Unlike industrial CTs where baseload operation is controlled with a relatively simple relation between the exhaust temperature and compressor discharge pressure, aero-derivative engines have several limiting factors used to protect the engine. During nominal operation, the parameter in control is T48 for LM6000 engines. For engines like the RB211, or the FT8, this control parameter is the power turbine inlet temperature.
As operating conditions change, other control parameters can be the limiting factors. For example, at cold ambient temperatures, the HP shaft speed is increased due to the higher mass flow to the HP turbine. If the HP speed reaches its limit, this becomes the operating limit, and the CT controller reduces the fuel input to reduce the HP-shaft speed, limiting output.
As previously discussed, for the LM6000 SPRINT application, when ambient temperatures increase so does T3. When T3 reaches about 1,008F, this becomes the control parameter.
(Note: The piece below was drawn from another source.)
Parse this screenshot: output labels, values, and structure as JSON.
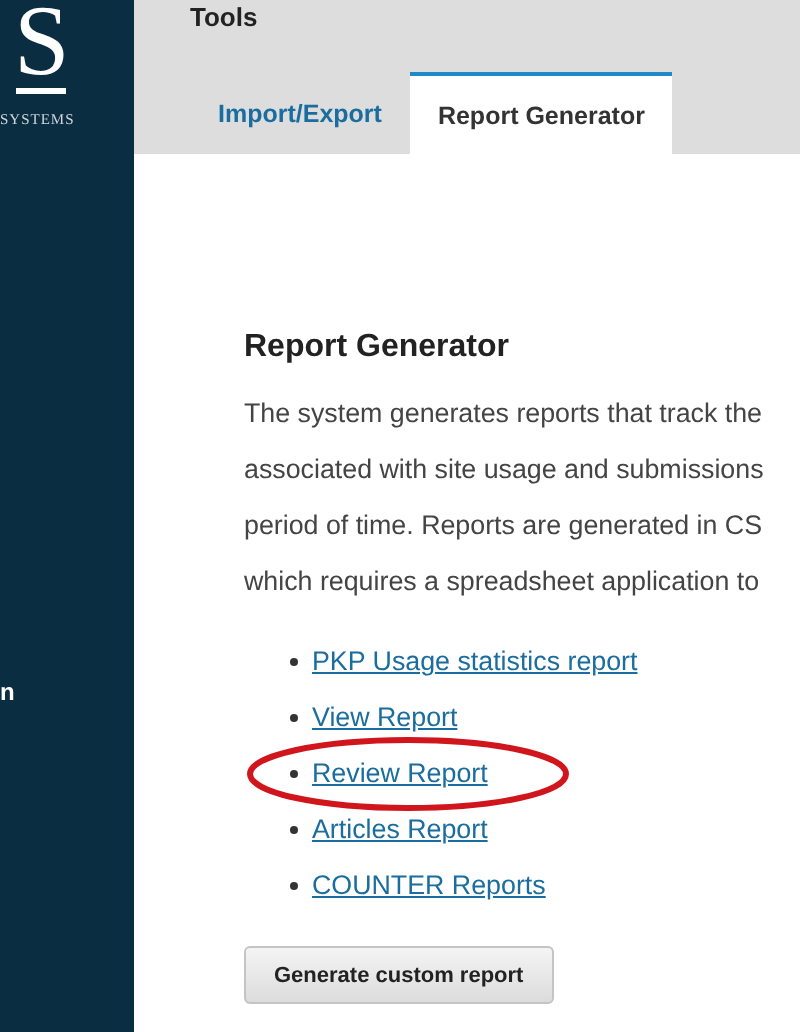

Operation above this parameter can result in increased life reduction of turbine components. Similarly, when Turbophase air is injected at the CT, the HP shaft speed is increased due to the higher mass flow to the turbine, resulting in higher compressor discharge pressure and temperature.
The previous discussion of Turbophase dry air injection in aero-derivative CTs has shown that under certain conditions Turbophase air injection results in a reduction in fuel flow (and thus firing temperature) while maintaining output. When this occurs, the thermal stresses on the turbine components are reduced, and the life intervals can be increased.
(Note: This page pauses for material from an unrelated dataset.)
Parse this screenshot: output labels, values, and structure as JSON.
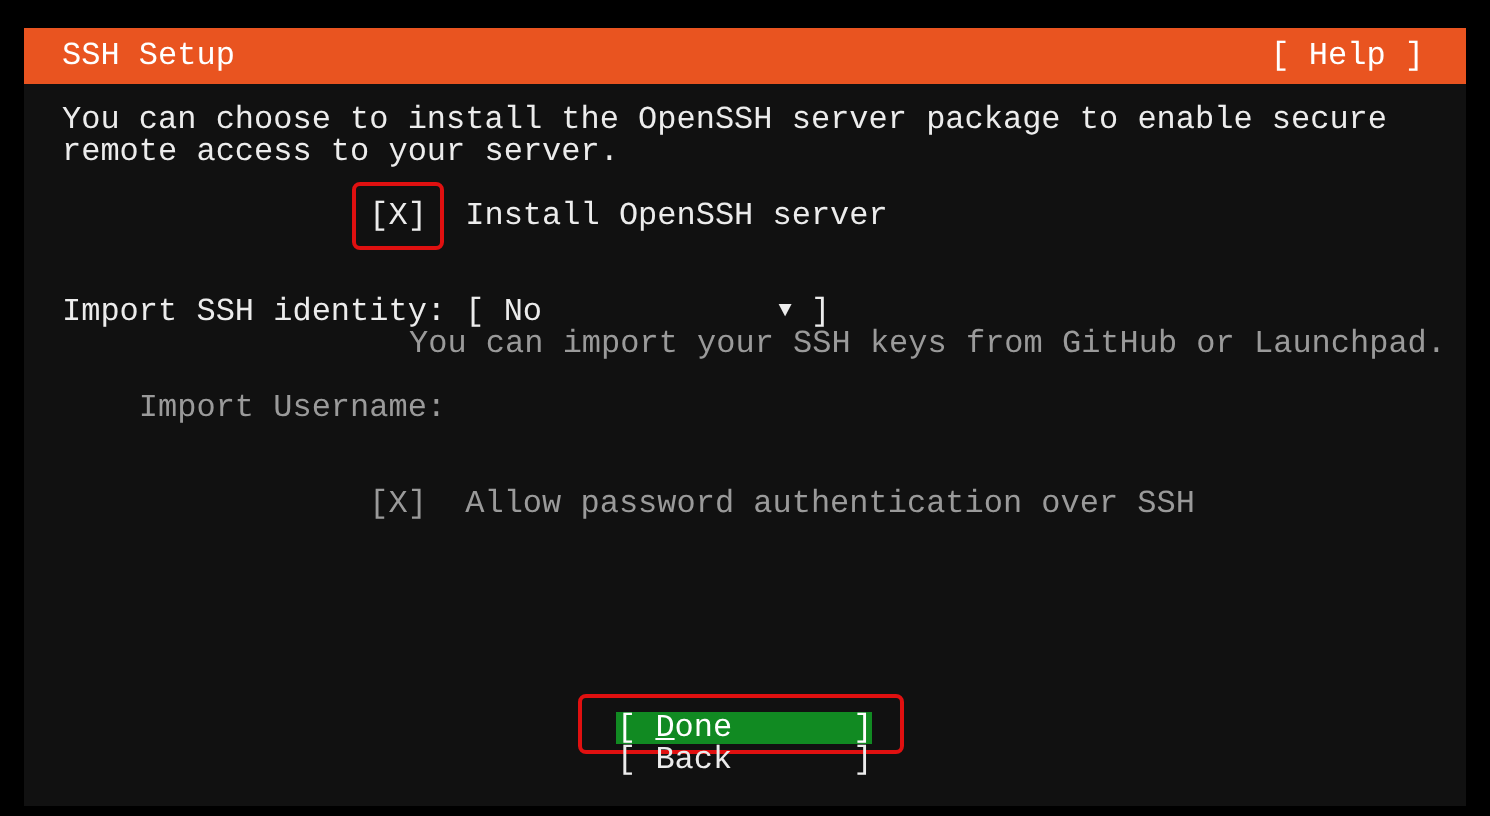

Conversely, operation above the temperature limits increases the thermal stresses on the turbine. The following section covers an assessment of the turbine components’ life with 5% air injection, adjusting the CT control to regulate the fuel flow and turbine inlet temperature in such a way that life intervals of the turbine components can be affected. The obtained results are based on FT8-3 turbine data, but can be applied to all aero-derivative machines.
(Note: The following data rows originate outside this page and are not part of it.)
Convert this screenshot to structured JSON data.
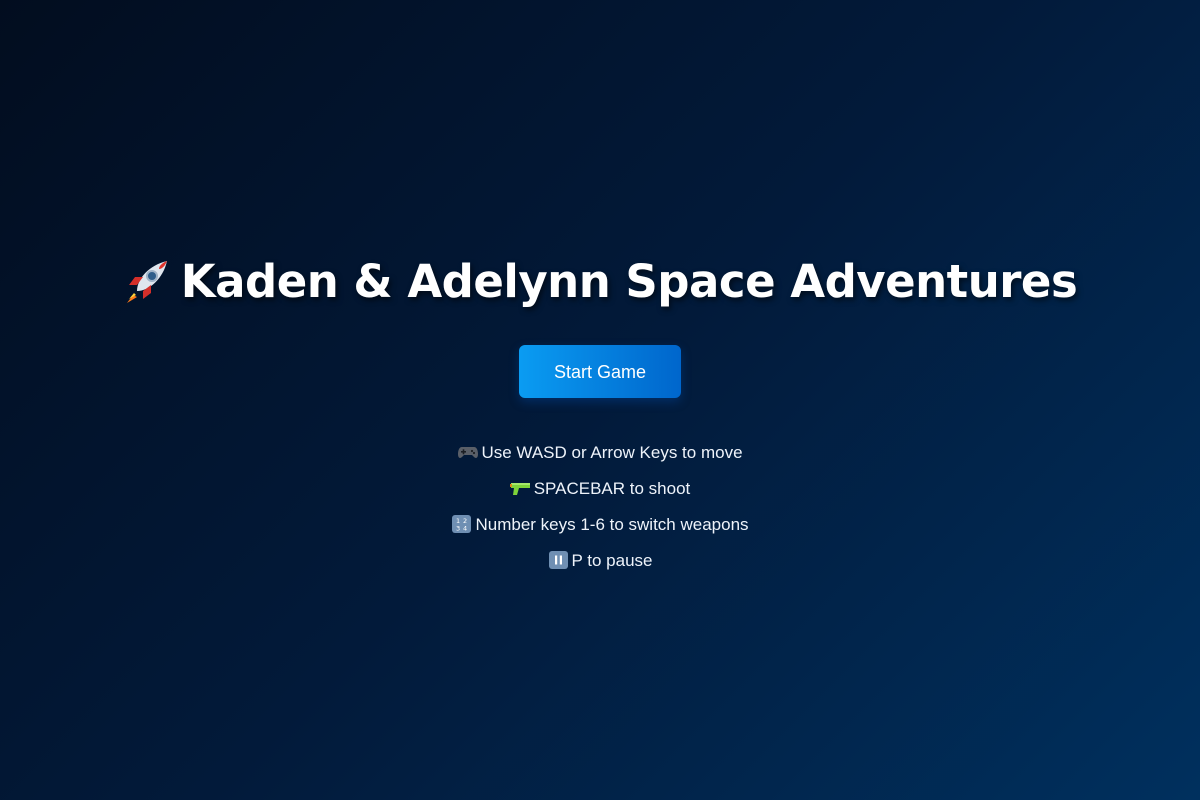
{
  "menu": {
    "title": "Kaden & Adelynn Space Adventures",
    "title_icon": "rocket-icon",
    "start_button": "Start Game",
    "instructions": [
      {
        "icon": "gamepad-icon",
        "text": "Use WASD or Arrow Keys to move"
      },
      {
        "icon": "water-pistol-icon",
        "text": "SPACEBAR to shoot"
      },
      {
        "icon": "number-keys-icon",
        "text": "Number keys 1-6 to switch weapons"
      },
      {
        "icon": "pause-icon",
        "text": "P to pause"
      }
    ]
  },
  "colors": {
    "background_dark": "#020d1f",
    "background_light": "#00305e",
    "button_start": "#0a9cf2",
    "button_end": "#0066cc",
    "text": "#ffffff"
  }
}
The operators of aero-derivative CTs will have the ability to seamlessly transition the value proposition of Turbophase among three modes of operations. This flexibility allows the operators to maximize the value of a Turbophase-equipped system.
Life mode. The first mode of operation is called “life mode.” Under this condition, air injection results in a slight increase in T3 temperature, but the CT controller then reduces the fuel flow to the combustor, resulting in a minor decrease of the turbine inlet temperature. In life mode, the efficiency and CT output are nominally the same, while the turbine component life is significantly increased.
Power mode. The “power mode” provides the operator with the most incremental power and the best heat rate improvement. In this mode, the CT controller maintains the turbine inlet temperature constant, resulting in no effect on the durability or life of the turbine components.
Intermediate mode. This mode falls between life mode and power mode. The application of Turbophase results in increased output and heat rate improvement, though less than in the power mode. In addition to the power and fuel savings, the resultant lower turbine inlet temperatures result in a life improvement.
In a world of increasing use of renewables with a premium on flexibility and fuel efficiency, Turbophase combined with aero-derivative CTs delivers a desirable combination of benefits. Increasingly, the Turbophase system is being accepted as standard equipment both as an aftermarket retrofit and on new installs as a reliable and cost-effective method to improve output, efficiency, and durability of aero-derivative CTs. ■
—Bob Kraft is founder, president, and CEO of Powerphase, based in Jupiter, Florida. Peter Perri is a co-founder and manages marketing for Powerphase, and Sergio Arias Quintero is an engineer at Powerphase and has worked on development of the Turbophase system.